Although rare, Duchennes is the most common type of muscular dystrophy seen. It is a genetic condition, unfortunately resulting in rapid, progressive muscle deterioration. Life quickly becomes challenging for both the individual and their family.
Diagnosis is often seen between the ages of 3 and 5, often becoming dependent on a wheelchair between 7 and 14 years old. With early intervention individuals can now live into their 30’s. Unfortunately, movement becomes increasingly difficult for the individual with added effort required for all tasks. Due to progressive muscle deterioration, the heart also becomes effected, eventually causing difficulty breathing.
Causes of Duchennes Muscular Dystrophy…
Duchenne is the result of changes in DNA, specifically the X-linked gene. While women have several X-linked genes, men only have one. Therefore, if a male has DNA changes in his one X-linked gene, those changes could lead to the Duchennes. Changes to the X-linked gene results in changes of proteins found in muscles cells, which causes muscle wasting to occur. Women can be carriers of the X-linked gene, passing it on their children. On the flip side, men cannot pass the gene to their sons, but can pass it on to their daughters (who then becoming carriers).
Diagnosing Duchennes Muscular Dystrophy
- General examination by PCP
- Blood work
- Gene testing
- Muscle biopsy
It is important to note, at this time, there is no known cure for Duchennes Muscular Dystrophy. Early detection is key, as known with many conditions, and if there is suspicion don’t be afraid to push and advocate for your child/family member. We all know that old saying “the squeaky wheel gets greased”, so push for testing, a second opinion, or whatever you feel in your heart this child needs.
Just because there is no known cure does not mean this condition cannot be treated for many years. Management of this medical condition can be done through some, or all, of the following:
- Prescription medications such as corticosteroids (to help with heart function) and glucocorticoids (to slow down structural changes that may occur in the spine related to muscle weakness)
- Use of braces for support with standing, joint protection, and prevention of contractures
- Assistive devices/Durable medical equipment
- Routine physician visits, including a cardiologist
- Exercise (to tolerance)

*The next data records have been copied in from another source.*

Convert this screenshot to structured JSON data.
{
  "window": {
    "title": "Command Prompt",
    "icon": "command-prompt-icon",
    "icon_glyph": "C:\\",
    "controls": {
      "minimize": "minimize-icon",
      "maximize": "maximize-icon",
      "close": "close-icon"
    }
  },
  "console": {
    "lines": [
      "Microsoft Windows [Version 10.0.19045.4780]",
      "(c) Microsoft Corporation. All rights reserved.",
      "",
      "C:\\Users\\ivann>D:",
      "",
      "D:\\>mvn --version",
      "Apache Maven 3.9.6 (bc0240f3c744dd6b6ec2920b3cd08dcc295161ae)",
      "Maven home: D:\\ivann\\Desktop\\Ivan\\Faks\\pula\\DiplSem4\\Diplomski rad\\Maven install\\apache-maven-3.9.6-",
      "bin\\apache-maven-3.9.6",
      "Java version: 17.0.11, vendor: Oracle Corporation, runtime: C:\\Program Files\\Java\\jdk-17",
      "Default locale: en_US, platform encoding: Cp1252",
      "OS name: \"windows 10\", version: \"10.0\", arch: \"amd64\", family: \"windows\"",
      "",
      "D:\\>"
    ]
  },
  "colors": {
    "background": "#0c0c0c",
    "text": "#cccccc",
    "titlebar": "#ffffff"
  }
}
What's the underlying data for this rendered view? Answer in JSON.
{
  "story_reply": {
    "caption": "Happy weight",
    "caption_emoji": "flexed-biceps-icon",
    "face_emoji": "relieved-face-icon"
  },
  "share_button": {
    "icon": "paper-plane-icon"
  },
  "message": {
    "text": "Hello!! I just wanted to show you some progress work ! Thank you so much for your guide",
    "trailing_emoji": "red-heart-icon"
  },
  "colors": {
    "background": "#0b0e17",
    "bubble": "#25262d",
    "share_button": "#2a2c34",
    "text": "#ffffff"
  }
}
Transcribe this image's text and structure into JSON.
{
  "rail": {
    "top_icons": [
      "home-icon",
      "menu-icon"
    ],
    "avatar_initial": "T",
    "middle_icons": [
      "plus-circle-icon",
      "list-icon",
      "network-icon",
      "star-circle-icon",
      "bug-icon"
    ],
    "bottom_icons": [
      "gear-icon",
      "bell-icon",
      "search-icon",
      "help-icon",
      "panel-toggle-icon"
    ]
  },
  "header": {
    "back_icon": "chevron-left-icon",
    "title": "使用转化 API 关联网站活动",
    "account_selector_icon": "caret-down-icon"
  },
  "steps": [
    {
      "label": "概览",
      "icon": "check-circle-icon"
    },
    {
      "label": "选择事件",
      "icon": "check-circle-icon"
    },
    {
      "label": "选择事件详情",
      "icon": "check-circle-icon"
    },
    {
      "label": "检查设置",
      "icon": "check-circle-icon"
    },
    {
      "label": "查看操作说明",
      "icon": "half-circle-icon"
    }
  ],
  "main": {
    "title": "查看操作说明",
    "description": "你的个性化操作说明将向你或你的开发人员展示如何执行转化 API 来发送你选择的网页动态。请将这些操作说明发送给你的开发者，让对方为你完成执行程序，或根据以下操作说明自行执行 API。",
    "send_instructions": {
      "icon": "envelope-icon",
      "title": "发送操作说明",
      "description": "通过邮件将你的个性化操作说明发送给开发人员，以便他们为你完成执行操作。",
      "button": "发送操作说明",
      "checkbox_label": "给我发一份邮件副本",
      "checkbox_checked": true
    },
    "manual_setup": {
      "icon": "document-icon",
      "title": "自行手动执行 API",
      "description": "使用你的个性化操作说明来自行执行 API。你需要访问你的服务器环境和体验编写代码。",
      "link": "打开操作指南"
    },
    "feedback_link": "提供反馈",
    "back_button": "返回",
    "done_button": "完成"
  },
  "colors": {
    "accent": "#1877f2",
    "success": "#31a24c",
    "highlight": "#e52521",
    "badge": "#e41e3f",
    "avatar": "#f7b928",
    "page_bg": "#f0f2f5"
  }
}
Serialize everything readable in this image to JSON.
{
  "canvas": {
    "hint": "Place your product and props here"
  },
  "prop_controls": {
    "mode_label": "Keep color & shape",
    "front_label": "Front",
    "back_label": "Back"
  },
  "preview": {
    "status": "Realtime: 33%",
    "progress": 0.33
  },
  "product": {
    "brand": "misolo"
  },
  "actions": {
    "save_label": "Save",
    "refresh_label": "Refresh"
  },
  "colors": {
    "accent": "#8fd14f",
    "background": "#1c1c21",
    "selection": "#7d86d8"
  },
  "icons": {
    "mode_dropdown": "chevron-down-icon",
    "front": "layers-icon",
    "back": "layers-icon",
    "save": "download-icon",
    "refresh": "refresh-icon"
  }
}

- When breathing difficulties arise, assisted ventilation or tracheostomy may be necessary
- Physical therapy, Occupational therapy
- Environmental modifications/home adaptations (if you are reading this blog, you have come to the right place)